Julia Child is widely credited with single handedly teaching America about the pleasures of good cooking with her groundbreaking cookbook Mastering the Art of French Cooking and her television show The French Chef. She would have turned 100 years old on August 15, and to celebrate her contributions to cooking and culture, the Leonard Lopate Show Book Club selection for August-September is her memoir, My Life in France, written with her grand-nephew Alex Prud’homme. He joins us to talk about her life, how she learned to cook in France, and how she became a brilliant teacher and writer. When she passed away in 2004, she and Alex were working on the book, about what Julia Child described as the best years of her life, and Alex finished it and published it in 2006.
Join the conversation—leave your comments and questions below!
The monthly newsletter fills you in on our Book Club selections, author interviews, and links to literary news and events. When you sign up for the newsletter now through February 14, you'll be registered for a drawing to receive a 3-month membership to Audible.com! Sign up now!
Middlesex won the 2003 Pulitzer Prize for Fiction, and it’s the Leonard Lopate Show Book Club’s selection for July! It tells the story of Calliope Stephanides and three generations of the Greek-American Stephanides family who travel from a tiny village overlooking Mount Olympus to Detroit, then to the tree-lined streets of suburban Grosse Pointe. Calliope is not like other girls—she has to uncover a family secret and piece together her genetic history in order to reveal who she truly is. Jeffrey Eugenides joins us to discuss the novel.
Get the conversation started now by leaving a comment or question about the book!
Chad Harbach’s novel The Art of Fielding is the next pick for the Leonard Lopate Show Book Club! It was named one of 2011’s best books by the New York Times and The New Yorker. Set at a midwestern college where a star shortstop has transformed the school’s baseball team, it follows five characters grappling with the consequences of one wild throw.
Get the conversation started now—leave a comment or question below!
Teju Cole's debut novel, Open City, is about a young Nigerian doctor who wanders around Manhattan reflecting on his relationships, recent breakup, and his past. Although it's set in busy, crowded New York City, the novel explores themes of isolation, dislocation, and identity. The New Yorker called Open City "Beautiful, subtle—and original...A prismatic debut," and it was awarded the 2012 PEN/Hemingway Award.
And start reading his novel Open City and leave a comment or question for our Book Club discussion on May 7.
Marilynne Robinson explores themes of love, loneliness, and survival in her debut novel Housekeeping.
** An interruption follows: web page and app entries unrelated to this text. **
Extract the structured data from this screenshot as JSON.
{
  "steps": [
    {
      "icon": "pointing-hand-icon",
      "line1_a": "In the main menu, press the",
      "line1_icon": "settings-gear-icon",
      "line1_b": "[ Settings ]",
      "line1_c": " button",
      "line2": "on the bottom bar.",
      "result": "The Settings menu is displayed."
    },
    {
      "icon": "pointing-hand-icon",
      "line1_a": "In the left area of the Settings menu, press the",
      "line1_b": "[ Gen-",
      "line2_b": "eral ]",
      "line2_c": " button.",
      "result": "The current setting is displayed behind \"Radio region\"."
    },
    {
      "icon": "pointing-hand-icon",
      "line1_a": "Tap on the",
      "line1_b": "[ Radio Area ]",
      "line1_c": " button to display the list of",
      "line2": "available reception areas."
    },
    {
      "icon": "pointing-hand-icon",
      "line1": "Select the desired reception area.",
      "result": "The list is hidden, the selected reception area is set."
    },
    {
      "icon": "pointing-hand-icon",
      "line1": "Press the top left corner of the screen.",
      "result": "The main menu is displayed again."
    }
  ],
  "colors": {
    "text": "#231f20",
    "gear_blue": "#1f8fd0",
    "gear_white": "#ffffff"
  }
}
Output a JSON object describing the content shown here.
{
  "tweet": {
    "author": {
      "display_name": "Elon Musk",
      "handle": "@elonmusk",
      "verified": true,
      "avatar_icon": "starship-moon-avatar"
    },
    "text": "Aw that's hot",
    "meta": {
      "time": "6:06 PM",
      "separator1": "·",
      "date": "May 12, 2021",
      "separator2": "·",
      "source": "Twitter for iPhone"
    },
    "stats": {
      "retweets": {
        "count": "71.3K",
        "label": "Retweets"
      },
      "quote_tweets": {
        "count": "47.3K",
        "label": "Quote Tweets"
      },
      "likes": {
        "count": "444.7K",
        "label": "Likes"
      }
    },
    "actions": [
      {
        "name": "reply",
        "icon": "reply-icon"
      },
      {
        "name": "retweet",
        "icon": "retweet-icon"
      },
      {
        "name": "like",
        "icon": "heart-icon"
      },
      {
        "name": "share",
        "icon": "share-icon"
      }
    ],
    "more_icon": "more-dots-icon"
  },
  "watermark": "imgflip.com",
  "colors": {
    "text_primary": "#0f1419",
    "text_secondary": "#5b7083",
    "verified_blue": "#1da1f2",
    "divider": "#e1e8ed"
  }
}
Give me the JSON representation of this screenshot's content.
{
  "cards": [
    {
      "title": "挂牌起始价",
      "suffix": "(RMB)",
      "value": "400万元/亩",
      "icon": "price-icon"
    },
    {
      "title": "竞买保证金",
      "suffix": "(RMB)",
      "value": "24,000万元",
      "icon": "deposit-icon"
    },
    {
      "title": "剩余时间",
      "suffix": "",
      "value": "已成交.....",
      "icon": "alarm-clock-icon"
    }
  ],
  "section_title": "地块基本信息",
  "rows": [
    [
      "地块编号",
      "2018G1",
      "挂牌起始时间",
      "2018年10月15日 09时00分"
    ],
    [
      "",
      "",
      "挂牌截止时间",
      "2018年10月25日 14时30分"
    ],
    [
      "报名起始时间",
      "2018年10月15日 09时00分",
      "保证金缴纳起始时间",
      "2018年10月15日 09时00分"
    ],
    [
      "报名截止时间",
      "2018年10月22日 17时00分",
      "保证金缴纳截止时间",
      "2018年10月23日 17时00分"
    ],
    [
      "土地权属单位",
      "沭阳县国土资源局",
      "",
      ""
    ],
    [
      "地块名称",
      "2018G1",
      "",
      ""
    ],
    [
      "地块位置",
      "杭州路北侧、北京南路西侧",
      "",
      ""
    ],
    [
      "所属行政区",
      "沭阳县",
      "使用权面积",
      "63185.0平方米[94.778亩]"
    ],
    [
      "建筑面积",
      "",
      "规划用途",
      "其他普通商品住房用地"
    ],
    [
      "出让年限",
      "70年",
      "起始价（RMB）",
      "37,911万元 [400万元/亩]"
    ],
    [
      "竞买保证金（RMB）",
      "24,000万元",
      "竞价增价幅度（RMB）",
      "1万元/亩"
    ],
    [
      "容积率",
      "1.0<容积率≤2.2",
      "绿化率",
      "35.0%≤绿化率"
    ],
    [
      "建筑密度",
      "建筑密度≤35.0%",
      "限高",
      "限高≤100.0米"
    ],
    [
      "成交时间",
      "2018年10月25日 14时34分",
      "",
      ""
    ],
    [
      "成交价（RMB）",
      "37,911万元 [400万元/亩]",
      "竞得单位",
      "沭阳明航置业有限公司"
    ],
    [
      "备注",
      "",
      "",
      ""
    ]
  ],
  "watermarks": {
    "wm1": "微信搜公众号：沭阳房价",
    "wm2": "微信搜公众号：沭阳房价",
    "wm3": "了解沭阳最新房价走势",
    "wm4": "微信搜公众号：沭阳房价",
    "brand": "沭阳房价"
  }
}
Published in 1980, it tells the story of Ruth and Lucille, two sisters growing up with only each for emotional support as they live with various relations in a remote town in the Far West.
Share your thoughts and comments below to join the conversation and watch a video of Marilynne Robinson discussing her favorite authors, writing habits and more!
Daniel Okrent was here in March to talk about his book Last Call: The Rise and Fall of Prohibition for the Book Club. He talked about his favorite writers and why he urges reporters—and everyone else—to avoid the word "indeed."
Daniel Okrent, former Public Editor for the New York Times, examines how and why we came to outlaw alcohol in this country, what life under Prohibition was like, and how it changed the country forever. In Last Call: The Rise and Fall of Prohibition , he shows how diverse forces came together to bring about Prohibition: the growing political power of the women’s suffrage movement, which allied itself with the antiliquor campaign; the fear of small-town Protestants that they were losing control of their country to the immigrants in the cities; the anti-German sentiment stoked by World War I; and a variety of other factors, ranging from the rise of the automobile to the advent of the income tax.
Pick up a copy and start reading! Daniel Okrent will be here on March 6 to talk about the book. Leave your questions and comments below to join the conversation!
Téa Obreht tells us that her absolute favorite book is The Master and Margarita, by Mikhail Bulkagov, and that she's very superstitious.